Spurs were stung into action and pounded the visitors defence for the next 15 minutes. Steve Archibald twice went close but on 77 minutes, Burkinshaw decided to go for broke, replacing Miller with Ardiles in search of a goal.

It worked. With seven minutes left, Munaron denied Archibald again at the expense of a corner, from the set-piece Ardiles hit the bar and the ball was cleared but only as far as Hazard, who sent it straight back into the danger area where Graham Roberts bustled through and crashed home the equaliser.

Graham Roberts, on his crucial equaliser in the second leg:
"Micky Hazard normally liked to beat a player before crossing, but this time he crossed early and the ball cannoned off my chest. There were two Anderlecht defenders close by, but by taking the ball on the chest I went away from them. That I think was the hard part. I simply hit the ball then and hoped. It was an incredible feeling of ecstasy and pain. As soon as I ran to the crowd my legs went. The noise was terrific. I was in a total daze."

Extra-time came and went without a winner and so the game was to settled by penalties. Roberts, stand-in captain on the night and magnificent on the night, hammered home our first, Morten Olsen stepped up to level only for Parks to dive to his left and push his kick away.

Falco, Gary Stevens and Archibald then netted for spurs, with Michel de Groote, Franky Vercauteren and Enzo Scifo replying. Danny Thomas was next, able to win the trophy for Spurs if he scored, but his spotkick was saved by Munaron.

Garth Crooks, on Danny Thomas' penalty miss in the shoot-out:
"There was a feeling of desperation when Danny missed the penalty. He was very well liked and I think everyone felt desperately sorry for him. I remember hearing the fans chanting his name and thinking that that really is wonderful - that they don't hold him responsible."

But there was hardly time for everyone to digest the disappointment as Parks took centre-stage, blocking Arnor Gudjohnsen's penalty to win the UEFA Cup for Spurs as White Hart Lane erupted into a cauldron of noise and for Burkinshaw's time as manager to end on a fitting, glorious note.

Tony Parks, on his heroics in the shoot-out:
"With the first penalty, the Anderlecht player told where he was going to put it. I could see it in his eyes where it was going. With the next three I just guessed and got it wrong. On the last one, I changed my mind and went the other way and got it right. It's the sort of thing you read about in comics."

Keith Burkinshaw, on his emotional last-ever game in charge as manager:
"You don't really want to leave on a night like this. You want it to go on for ever. It is a fairy-tale. But I'm a lucky so-and-so. I must admit it. Somebody up there must like me. When we went 1-0 down I thought we had blown it, but we persevered.
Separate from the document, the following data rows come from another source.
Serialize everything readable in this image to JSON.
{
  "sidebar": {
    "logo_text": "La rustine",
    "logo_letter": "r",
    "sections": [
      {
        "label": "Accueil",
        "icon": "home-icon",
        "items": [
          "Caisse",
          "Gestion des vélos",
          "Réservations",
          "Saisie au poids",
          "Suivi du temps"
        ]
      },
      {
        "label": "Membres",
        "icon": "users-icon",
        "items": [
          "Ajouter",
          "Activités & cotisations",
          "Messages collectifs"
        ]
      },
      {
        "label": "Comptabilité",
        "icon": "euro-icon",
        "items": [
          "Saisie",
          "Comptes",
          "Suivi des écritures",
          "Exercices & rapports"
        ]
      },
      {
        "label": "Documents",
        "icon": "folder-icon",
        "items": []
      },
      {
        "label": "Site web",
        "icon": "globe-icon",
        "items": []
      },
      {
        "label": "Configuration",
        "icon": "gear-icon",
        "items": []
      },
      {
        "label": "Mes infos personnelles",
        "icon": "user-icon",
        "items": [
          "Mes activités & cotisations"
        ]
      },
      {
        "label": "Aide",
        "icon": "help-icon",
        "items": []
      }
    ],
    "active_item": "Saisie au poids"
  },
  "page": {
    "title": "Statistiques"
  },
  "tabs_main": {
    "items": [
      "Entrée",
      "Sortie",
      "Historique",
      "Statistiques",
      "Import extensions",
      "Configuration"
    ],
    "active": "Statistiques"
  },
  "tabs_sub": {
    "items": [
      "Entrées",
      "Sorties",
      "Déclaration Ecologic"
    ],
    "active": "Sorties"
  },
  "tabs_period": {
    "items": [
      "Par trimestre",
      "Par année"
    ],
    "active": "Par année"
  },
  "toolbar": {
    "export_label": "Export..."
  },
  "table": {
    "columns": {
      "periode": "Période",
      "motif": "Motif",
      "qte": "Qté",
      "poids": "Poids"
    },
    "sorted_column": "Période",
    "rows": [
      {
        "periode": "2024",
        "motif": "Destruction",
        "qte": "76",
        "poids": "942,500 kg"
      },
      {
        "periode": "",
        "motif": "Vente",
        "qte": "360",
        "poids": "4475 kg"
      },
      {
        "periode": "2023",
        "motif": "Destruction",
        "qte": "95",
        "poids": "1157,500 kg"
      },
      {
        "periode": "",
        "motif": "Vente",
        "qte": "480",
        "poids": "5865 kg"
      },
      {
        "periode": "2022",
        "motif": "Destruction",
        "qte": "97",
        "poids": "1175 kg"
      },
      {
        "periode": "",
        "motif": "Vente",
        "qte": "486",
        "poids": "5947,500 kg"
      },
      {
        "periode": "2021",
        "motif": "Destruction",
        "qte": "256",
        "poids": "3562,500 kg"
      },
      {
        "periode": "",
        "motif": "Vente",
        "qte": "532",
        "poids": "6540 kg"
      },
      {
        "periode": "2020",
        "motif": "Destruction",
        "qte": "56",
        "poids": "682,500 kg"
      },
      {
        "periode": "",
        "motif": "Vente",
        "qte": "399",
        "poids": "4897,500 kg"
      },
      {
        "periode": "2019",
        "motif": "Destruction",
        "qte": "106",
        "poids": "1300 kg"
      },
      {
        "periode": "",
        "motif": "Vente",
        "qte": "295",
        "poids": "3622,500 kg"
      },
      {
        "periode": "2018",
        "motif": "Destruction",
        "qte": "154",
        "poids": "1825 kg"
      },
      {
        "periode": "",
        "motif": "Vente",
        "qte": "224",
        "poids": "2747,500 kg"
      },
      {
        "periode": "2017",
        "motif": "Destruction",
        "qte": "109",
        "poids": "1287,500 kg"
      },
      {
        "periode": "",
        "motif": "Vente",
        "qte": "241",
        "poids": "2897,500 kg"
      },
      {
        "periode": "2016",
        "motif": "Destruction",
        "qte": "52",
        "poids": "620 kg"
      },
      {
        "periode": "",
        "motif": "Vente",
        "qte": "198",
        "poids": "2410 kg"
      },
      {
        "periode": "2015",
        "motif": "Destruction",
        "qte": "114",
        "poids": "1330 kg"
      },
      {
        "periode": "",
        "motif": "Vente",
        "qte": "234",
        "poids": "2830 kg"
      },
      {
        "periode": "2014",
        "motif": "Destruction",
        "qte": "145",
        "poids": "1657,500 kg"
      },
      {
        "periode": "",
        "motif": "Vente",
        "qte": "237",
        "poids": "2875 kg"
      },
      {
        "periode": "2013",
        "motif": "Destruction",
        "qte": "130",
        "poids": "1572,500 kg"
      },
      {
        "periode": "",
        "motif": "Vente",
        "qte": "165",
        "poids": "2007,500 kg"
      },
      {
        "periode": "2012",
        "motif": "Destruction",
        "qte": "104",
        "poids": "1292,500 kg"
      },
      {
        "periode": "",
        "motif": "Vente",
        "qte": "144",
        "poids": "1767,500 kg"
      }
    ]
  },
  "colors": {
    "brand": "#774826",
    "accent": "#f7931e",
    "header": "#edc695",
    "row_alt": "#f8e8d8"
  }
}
The fighting spirit of the lads was tremendous. It was a very emotional moment when I picked up the trophy and I am not usually an emotional person. It was a nostalgic moment, a wonderful way to finish at White Hart Lane."